◆ DATA SUPPLIED

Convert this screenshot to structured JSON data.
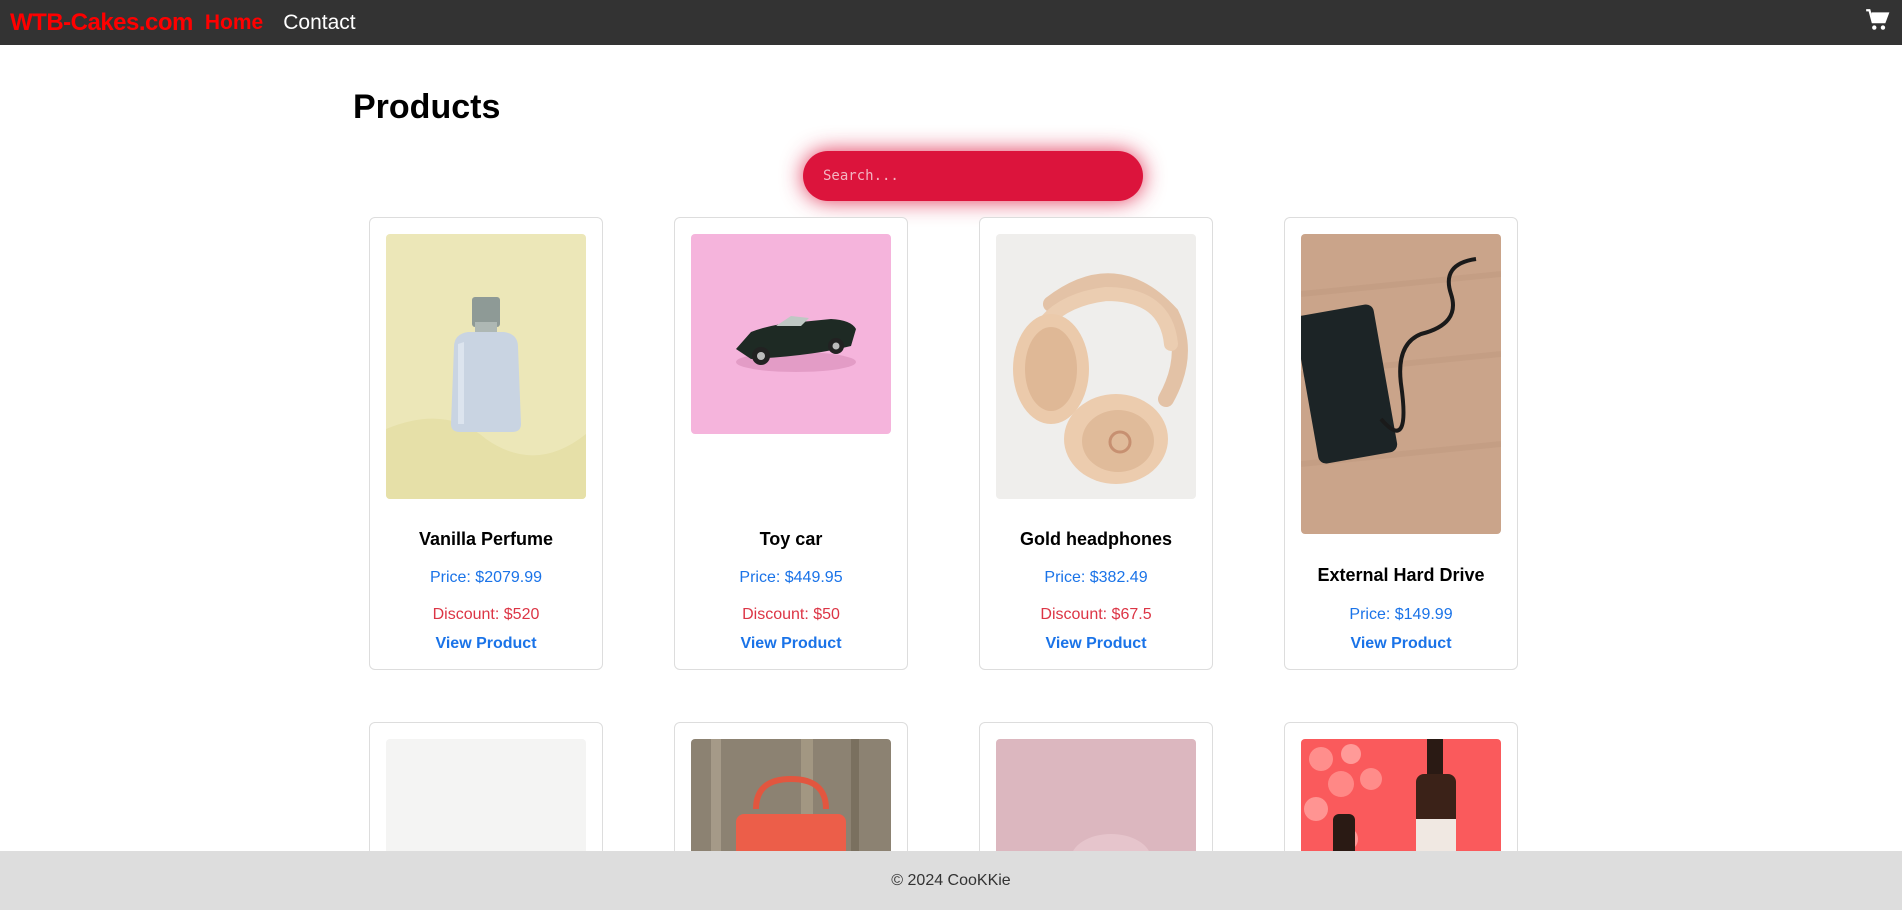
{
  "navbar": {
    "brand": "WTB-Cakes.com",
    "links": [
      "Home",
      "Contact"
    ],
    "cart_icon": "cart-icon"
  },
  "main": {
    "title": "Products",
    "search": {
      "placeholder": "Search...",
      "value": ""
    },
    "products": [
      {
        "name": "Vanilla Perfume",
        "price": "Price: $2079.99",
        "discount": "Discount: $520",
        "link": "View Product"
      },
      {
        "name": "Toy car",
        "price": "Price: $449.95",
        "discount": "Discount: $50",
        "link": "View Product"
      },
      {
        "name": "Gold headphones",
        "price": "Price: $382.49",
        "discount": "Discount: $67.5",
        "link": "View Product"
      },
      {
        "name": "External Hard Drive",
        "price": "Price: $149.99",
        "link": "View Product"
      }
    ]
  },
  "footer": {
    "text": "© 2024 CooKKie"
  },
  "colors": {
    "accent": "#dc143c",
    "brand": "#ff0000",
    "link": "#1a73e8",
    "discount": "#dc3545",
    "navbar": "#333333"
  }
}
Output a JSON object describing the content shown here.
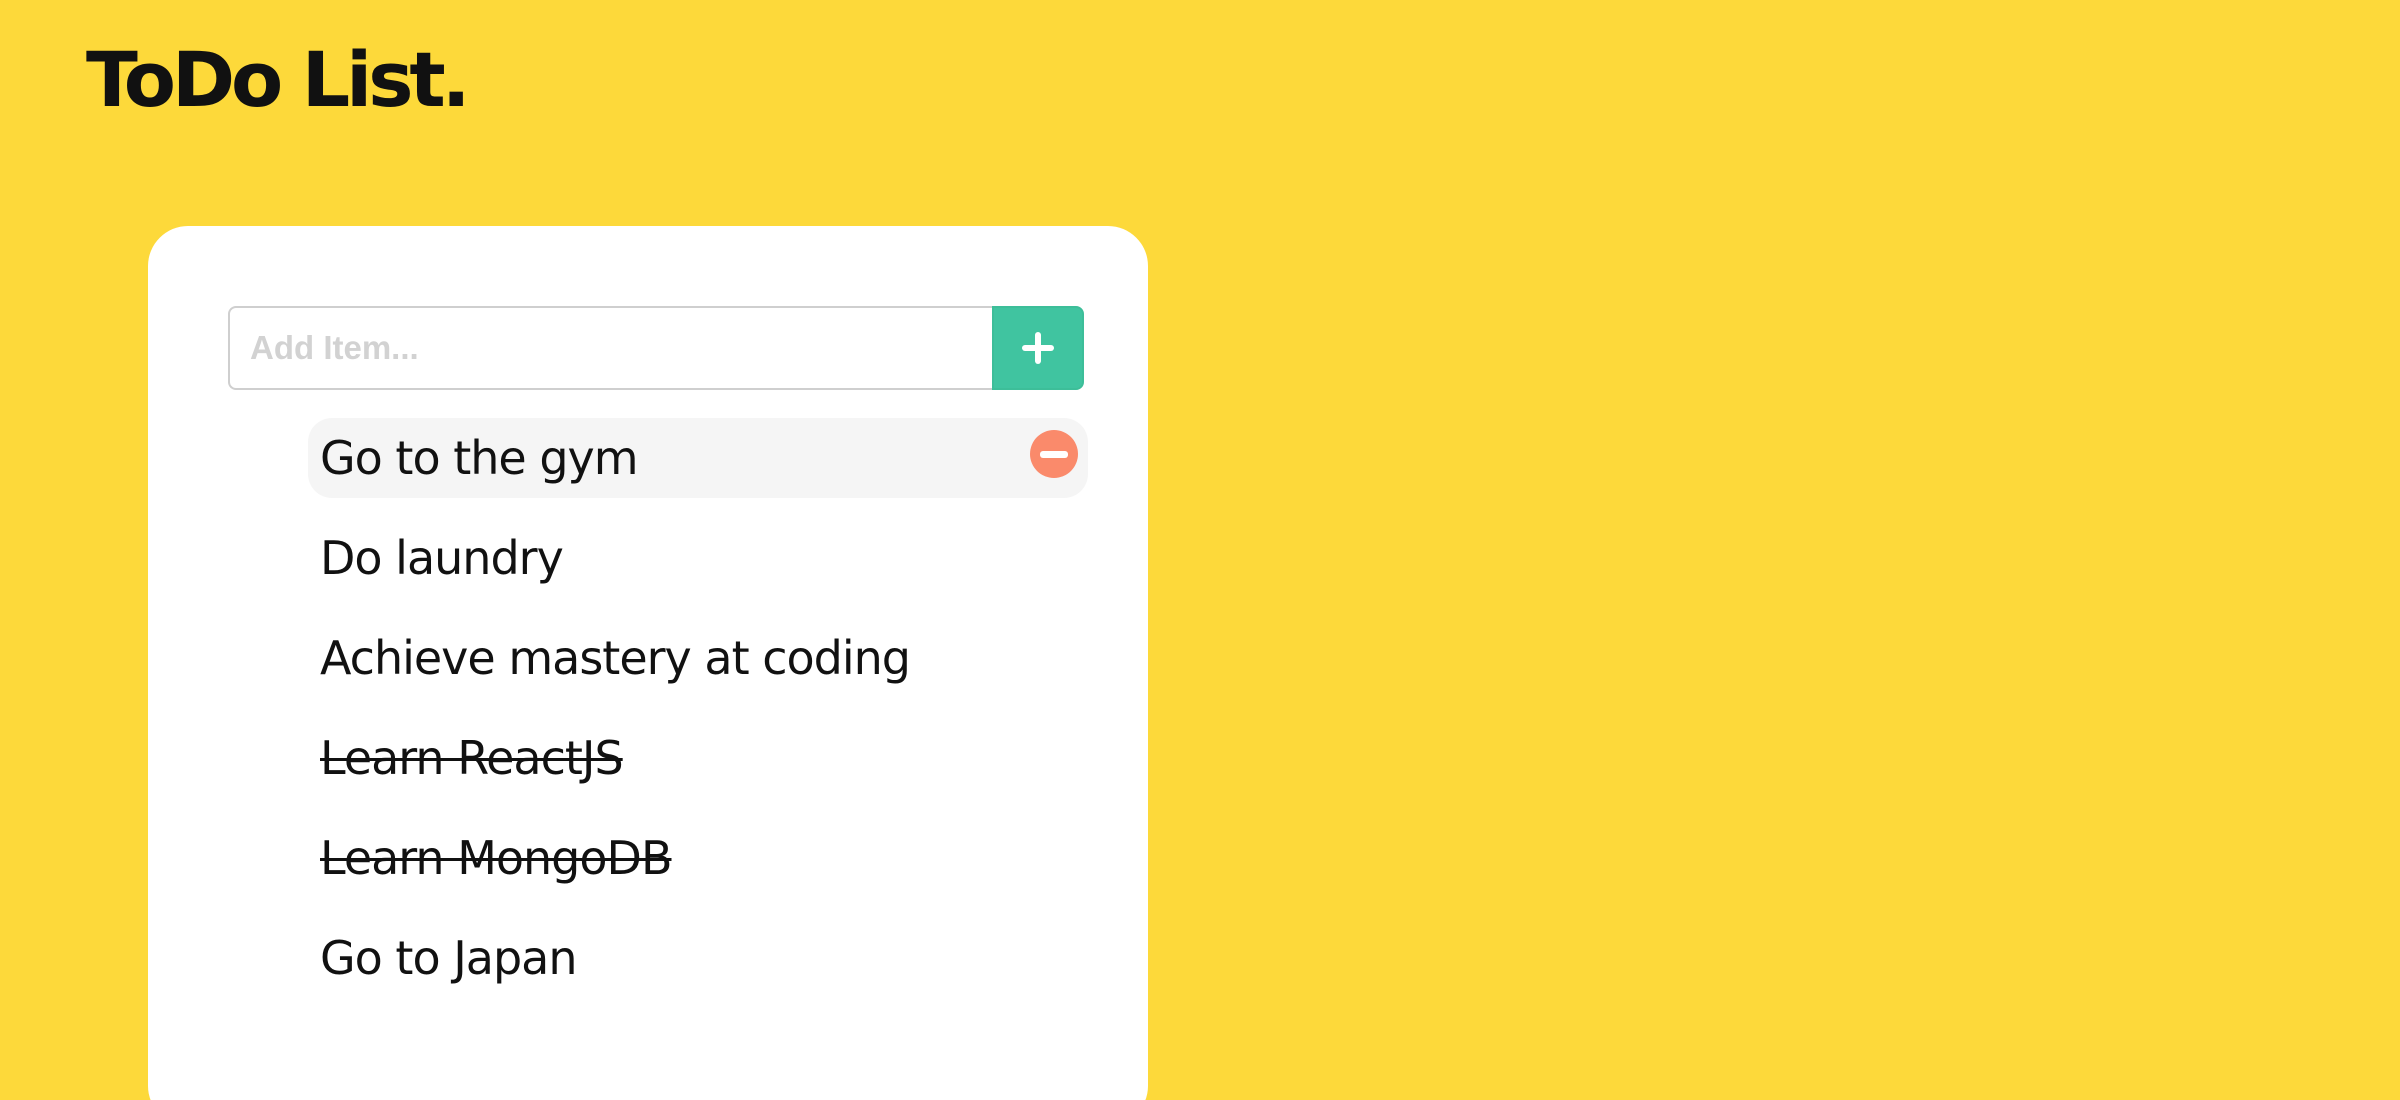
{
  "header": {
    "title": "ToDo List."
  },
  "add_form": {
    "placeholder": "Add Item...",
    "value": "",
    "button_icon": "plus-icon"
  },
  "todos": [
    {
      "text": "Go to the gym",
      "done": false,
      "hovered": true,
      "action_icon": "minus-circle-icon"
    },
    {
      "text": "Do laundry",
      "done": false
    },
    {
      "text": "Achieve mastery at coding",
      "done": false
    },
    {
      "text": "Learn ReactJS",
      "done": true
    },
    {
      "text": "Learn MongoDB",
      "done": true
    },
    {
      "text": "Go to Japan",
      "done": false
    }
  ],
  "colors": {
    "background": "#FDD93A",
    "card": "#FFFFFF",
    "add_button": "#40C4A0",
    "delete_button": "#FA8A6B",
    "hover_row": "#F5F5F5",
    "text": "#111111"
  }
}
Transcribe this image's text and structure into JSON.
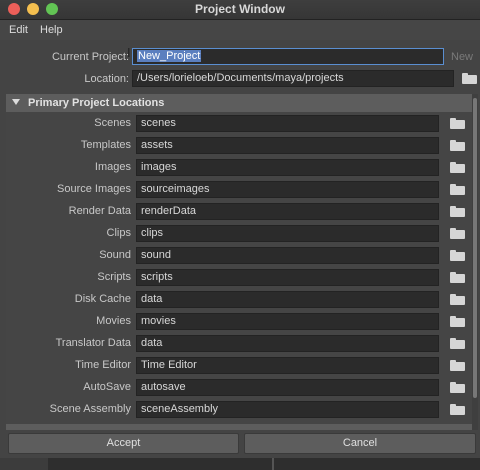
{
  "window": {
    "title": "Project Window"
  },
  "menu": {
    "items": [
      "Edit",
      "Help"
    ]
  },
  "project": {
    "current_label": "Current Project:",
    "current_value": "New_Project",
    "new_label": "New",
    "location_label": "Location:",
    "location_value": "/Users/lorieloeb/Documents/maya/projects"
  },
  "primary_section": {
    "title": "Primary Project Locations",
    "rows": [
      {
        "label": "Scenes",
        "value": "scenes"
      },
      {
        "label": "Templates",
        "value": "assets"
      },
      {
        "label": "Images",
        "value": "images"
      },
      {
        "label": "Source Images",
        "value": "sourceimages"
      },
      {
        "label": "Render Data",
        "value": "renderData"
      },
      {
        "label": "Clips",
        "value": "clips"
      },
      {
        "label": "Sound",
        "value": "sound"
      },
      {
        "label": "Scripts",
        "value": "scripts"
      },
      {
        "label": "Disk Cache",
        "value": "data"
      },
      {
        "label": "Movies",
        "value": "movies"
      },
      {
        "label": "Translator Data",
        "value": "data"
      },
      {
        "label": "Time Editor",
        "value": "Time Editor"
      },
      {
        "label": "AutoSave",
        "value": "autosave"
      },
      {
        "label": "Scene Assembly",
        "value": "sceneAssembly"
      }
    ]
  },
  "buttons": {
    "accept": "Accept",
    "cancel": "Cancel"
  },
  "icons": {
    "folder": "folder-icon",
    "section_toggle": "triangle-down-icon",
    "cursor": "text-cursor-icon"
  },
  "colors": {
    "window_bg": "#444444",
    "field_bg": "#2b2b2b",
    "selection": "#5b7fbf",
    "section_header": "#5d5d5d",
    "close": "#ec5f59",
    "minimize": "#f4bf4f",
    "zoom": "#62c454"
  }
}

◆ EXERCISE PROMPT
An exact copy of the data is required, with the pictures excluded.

◆ RESULT FOR THIS EXERCISE
Convert this screenshot to structured JSON data.
{
  "navbar": {
    "brand": "WTB-Cakes.com",
    "links": [
      "Home",
      "Contact"
    ],
    "cart_icon": "cart-icon"
  },
  "main": {
    "title": "Products",
    "search": {
      "placeholder": "Search...",
      "value": ""
    },
    "products": [
      {
        "name": "Vanilla Perfume",
        "price": "Price: $2079.99",
        "discount": "Discount: $520",
        "link": "View Product"
      },
      {
        "name": "Toy car",
        "price": "Price: $449.95",
        "discount": "Discount: $50",
        "link": "View Product"
      },
      {
        "name": "Gold headphones",
        "price": "Price: $382.49",
        "discount": "Discount: $67.5",
        "link": "View Product"
      },
      {
        "name": "External Hard Drive",
        "price": "Price: $149.99",
        "link": "View Product"
      }
    ]
  },
  "footer": {
    "text": "© 2024 CooKKie"
  },
  "colors": {
    "accent": "#dc143c",
    "brand": "#ff0000",
    "link": "#1a73e8",
    "discount": "#dc3545",
    "navbar": "#333333"
  }
}
Output a JSON object describing the content shown here.
{
  "header": {
    "title": "ToDo List."
  },
  "add_form": {
    "placeholder": "Add Item...",
    "value": "",
    "button_icon": "plus-icon"
  },
  "todos": [
    {
      "text": "Go to the gym",
      "done": false,
      "hovered": true,
      "action_icon": "minus-circle-icon"
    },
    {
      "text": "Do laundry",
      "done": false
    },
    {
      "text": "Achieve mastery at coding",
      "done": false
    },
    {
      "text": "Learn ReactJS",
      "done": true
    },
    {
      "text": "Learn MongoDB",
      "done": true
    },
    {
      "text": "Go to Japan",
      "done": false
    }
  ],
  "colors": {
    "background": "#FDD93A",
    "card": "#FFFFFF",
    "add_button": "#40C4A0",
    "delete_button": "#FA8A6B",
    "hover_row": "#F5F5F5",
    "text": "#111111"
  }
}
Transcribe this image's text and structure into JSON.
{
  "window": {
    "title": "Project Window"
  },
  "menu": {
    "items": [
      "Edit",
      "Help"
    ]
  },
  "project": {
    "current_label": "Current Project:",
    "current_value": "New_Project",
    "new_label": "New",
    "location_label": "Location:",
    "location_value": "/Users/lorieloeb/Documents/maya/projects"
  },
  "primary_section": {
    "title": "Primary Project Locations",
    "rows": [
      {
        "label": "Scenes",
        "value": "scenes"
      },
      {
        "label": "Templates",
        "value": "assets"
      },
      {
        "label": "Images",
        "value": "images"
      },
      {
        "label": "Source Images",
        "value": "sourceimages"
      },
      {
        "label": "Render Data",
        "value": "renderData"
      },
      {
        "label": "Clips",
        "value": "clips"
      },
      {
        "label": "Sound",
        "value": "sound"
      },
      {
        "label": "Scripts",
        "value": "scripts"
      },
      {
        "label": "Disk Cache",
        "value": "data"
      },
      {
        "label": "Movies",
        "value": "movies"
      },
      {
        "label": "Translator Data",
        "value": "data"
      },
      {
        "label": "Time Editor",
        "value": "Time Editor"
      },
      {
        "label": "AutoSave",
        "value": "autosave"
      },
      {
        "label": "Scene Assembly",
        "value": "sceneAssembly"
      }
    ]
  },
  "buttons": {
    "accept": "Accept",
    "cancel": "Cancel"
  },
  "icons": {
    "folder": "folder-icon",
    "section_toggle": "triangle-down-icon",
    "cursor": "text-cursor-icon"
  },
  "colors": {
    "window_bg": "#444444",
    "field_bg": "#2b2b2b",
    "selection": "#5b7fbf",
    "section_header": "#5d5d5d",
    "close": "#ec5f59",
    "minimize": "#f4bf4f",
    "zoom": "#62c454"
  }
}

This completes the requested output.